(Given data begins)

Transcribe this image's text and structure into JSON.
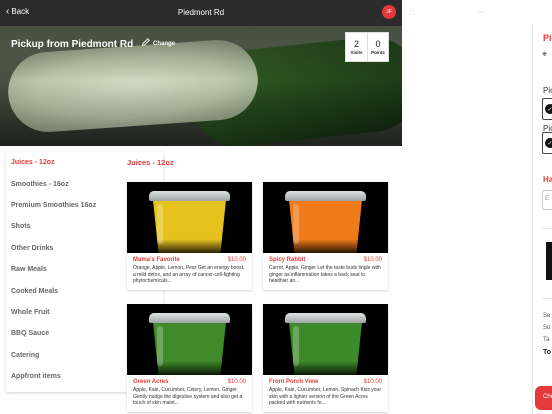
{
  "topbar": {
    "back_label": "Back",
    "title": "Piedmont Rd",
    "avatar_initials": "JF"
  },
  "hero": {
    "pickup_title": "Pickup from Piedmont Rd",
    "change_label": "Change",
    "stats": [
      {
        "value": "2",
        "label": "Visits"
      },
      {
        "value": "0",
        "label": "Points"
      }
    ]
  },
  "categories": [
    {
      "label": "Juices - 12oz",
      "active": true
    },
    {
      "label": "Smoothies - 16oz"
    },
    {
      "label": "Premium Smoothies 16oz"
    },
    {
      "label": "Shots"
    },
    {
      "label": "Other Drinks"
    },
    {
      "label": "Raw Meals"
    },
    {
      "label": "Cooked Meals"
    },
    {
      "label": "Whole Fruit"
    },
    {
      "label": "BBQ Sauce"
    },
    {
      "label": "Catering"
    },
    {
      "label": "Appfront items"
    }
  ],
  "section_title": "Juices - 12oz",
  "products": [
    {
      "name": "Mama's Favorite",
      "price": "$10.00",
      "color": "#e6c21f",
      "description": "Orange, Apple, Lemon, Pear Get an energy boost, a mild detox, and an array of cancer-cell-fighting phytochemicals..."
    },
    {
      "name": "Spicy Rabbit",
      "price": "$10.00",
      "color": "#f07a1a",
      "description": "Carrot, Apple, Ginger Let the taste buds tingle with ginger as inflammation takes a back seat to healthier an..."
    },
    {
      "name": "Green Acres",
      "price": "$10.00",
      "color": "#3f8a2a",
      "description": "Apple, Kale, Cucumber, Celery, Lemon, Ginger Gently nudge the digestive system and also get a touch of skin maint..."
    },
    {
      "name": "Front Porch View",
      "price": "$10.00",
      "color": "#3d8a2a",
      "description": "Apple, Kale, Cucumber, Lemon, Spinach Kiss your skin with a lighter version of the Green Acres packed with nutrients fo..."
    }
  ],
  "right_panel": {
    "heading": "Picku",
    "label_1": "Pic",
    "label_2": "Pic",
    "section": "Ha",
    "input_placeholder": "E",
    "summary": [
      "Se",
      "Su",
      "Ta",
      "To"
    ],
    "checkout_label": "Che"
  },
  "colors": {
    "accent": "#e33b3b",
    "topbar": "#2b2b2b"
  }
}
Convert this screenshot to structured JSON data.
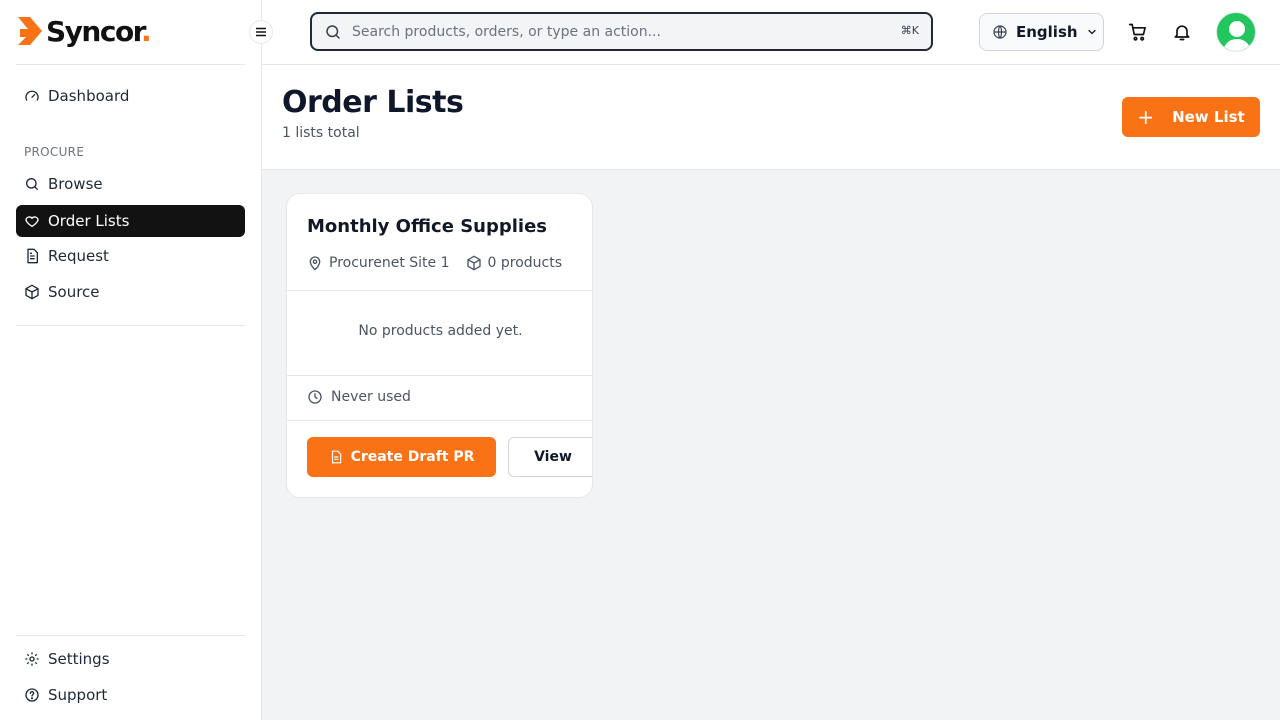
{
  "brand": {
    "name": "Syncor",
    "dot": ".",
    "accent": "#f97316"
  },
  "sidebar": {
    "dashboard": {
      "label": "Dashboard",
      "icon": "gauge-icon"
    },
    "section_label": "PROCURE",
    "items": [
      {
        "label": "Browse",
        "icon": "search-icon"
      },
      {
        "label": "Order Lists",
        "icon": "heart-icon",
        "active": true
      },
      {
        "label": "Request",
        "icon": "document-icon"
      },
      {
        "label": "Source",
        "icon": "package-icon"
      }
    ],
    "bottom": [
      {
        "label": "Settings",
        "icon": "gear-icon"
      },
      {
        "label": "Support",
        "icon": "help-icon"
      }
    ]
  },
  "header": {
    "search_placeholder": "Search products, orders, or type an action...",
    "search_shortcut": "⌘K",
    "language": "English"
  },
  "page": {
    "title": "Order Lists",
    "subtitle": "1 lists total",
    "new_list_label": "New List"
  },
  "lists": [
    {
      "title": "Monthly Office Supplies",
      "site": "Procurenet Site 1",
      "products": "0 products",
      "empty_text": "No products added yet.",
      "last_used": "Never used",
      "primary_action": "Create Draft PR",
      "secondary_action": "View"
    }
  ]
}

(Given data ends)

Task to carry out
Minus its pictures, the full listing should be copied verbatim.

Solution for this task
Transcribe this image's text and structure into JSON.
{
  "topbar": {
    "back_label": "Back",
    "title": "Piedmont Rd",
    "avatar_initials": "JF"
  },
  "hero": {
    "pickup_title": "Pickup from Piedmont Rd",
    "change_label": "Change",
    "stats": [
      {
        "value": "2",
        "label": "Visits"
      },
      {
        "value": "0",
        "label": "Points"
      }
    ]
  },
  "categories": [
    {
      "label": "Juices - 12oz",
      "active": true
    },
    {
      "label": "Smoothies - 16oz"
    },
    {
      "label": "Premium Smoothies 16oz"
    },
    {
      "label": "Shots"
    },
    {
      "label": "Other Drinks"
    },
    {
      "label": "Raw Meals"
    },
    {
      "label": "Cooked Meals"
    },
    {
      "label": "Whole Fruit"
    },
    {
      "label": "BBQ Sauce"
    },
    {
      "label": "Catering"
    },
    {
      "label": "Appfront items"
    }
  ],
  "section_title": "Juices - 12oz",
  "products": [
    {
      "name": "Mama's Favorite",
      "price": "$10.00",
      "color": "#e6c21f",
      "description": "Orange, Apple, Lemon, Pear Get an energy boost, a mild detox, and an array of cancer-cell-fighting phytochemicals..."
    },
    {
      "name": "Spicy Rabbit",
      "price": "$10.00",
      "color": "#f07a1a",
      "description": "Carrot, Apple, Ginger Let the taste buds tingle with ginger as inflammation takes a back seat to healthier an..."
    },
    {
      "name": "Green Acres",
      "price": "$10.00",
      "color": "#3f8a2a",
      "description": "Apple, Kale, Cucumber, Celery, Lemon, Ginger Gently nudge the digestive system and also get a touch of skin maint..."
    },
    {
      "name": "Front Porch View",
      "price": "$10.00",
      "color": "#3d8a2a",
      "description": "Apple, Kale, Cucumber, Lemon, Spinach Kiss your skin with a lighter version of the Green Acres packed with nutrients fo..."
    }
  ],
  "right_panel": {
    "heading": "Picku",
    "label_1": "Pic",
    "label_2": "Pic",
    "section": "Ha",
    "input_placeholder": "E",
    "summary": [
      "Se",
      "Su",
      "Ta",
      "To"
    ],
    "checkout_label": "Che"
  },
  "colors": {
    "accent": "#e33b3b",
    "topbar": "#2b2b2b"
  }
}
Convert this screenshot to structured JSON data.
{
  "brand": {
    "name": "Syncor",
    "dot": ".",
    "accent": "#f97316"
  },
  "sidebar": {
    "dashboard": {
      "label": "Dashboard",
      "icon": "gauge-icon"
    },
    "section_label": "PROCURE",
    "items": [
      {
        "label": "Browse",
        "icon": "search-icon"
      },
      {
        "label": "Order Lists",
        "icon": "heart-icon",
        "active": true
      },
      {
        "label": "Request",
        "icon": "document-icon"
      },
      {
        "label": "Source",
        "icon": "package-icon"
      }
    ],
    "bottom": [
      {
        "label": "Settings",
        "icon": "gear-icon"
      },
      {
        "label": "Support",
        "icon": "help-icon"
      }
    ]
  },
  "header": {
    "search_placeholder": "Search products, orders, or type an action...",
    "search_shortcut": "⌘K",
    "language": "English"
  },
  "page": {
    "title": "Order Lists",
    "subtitle": "1 lists total",
    "new_list_label": "New List"
  },
  "lists": [
    {
      "title": "Monthly Office Supplies",
      "site": "Procurenet Site 1",
      "products": "0 products",
      "empty_text": "No products added yet.",
      "last_used": "Never used",
      "primary_action": "Create Draft PR",
      "secondary_action": "View"
    }
  ]
}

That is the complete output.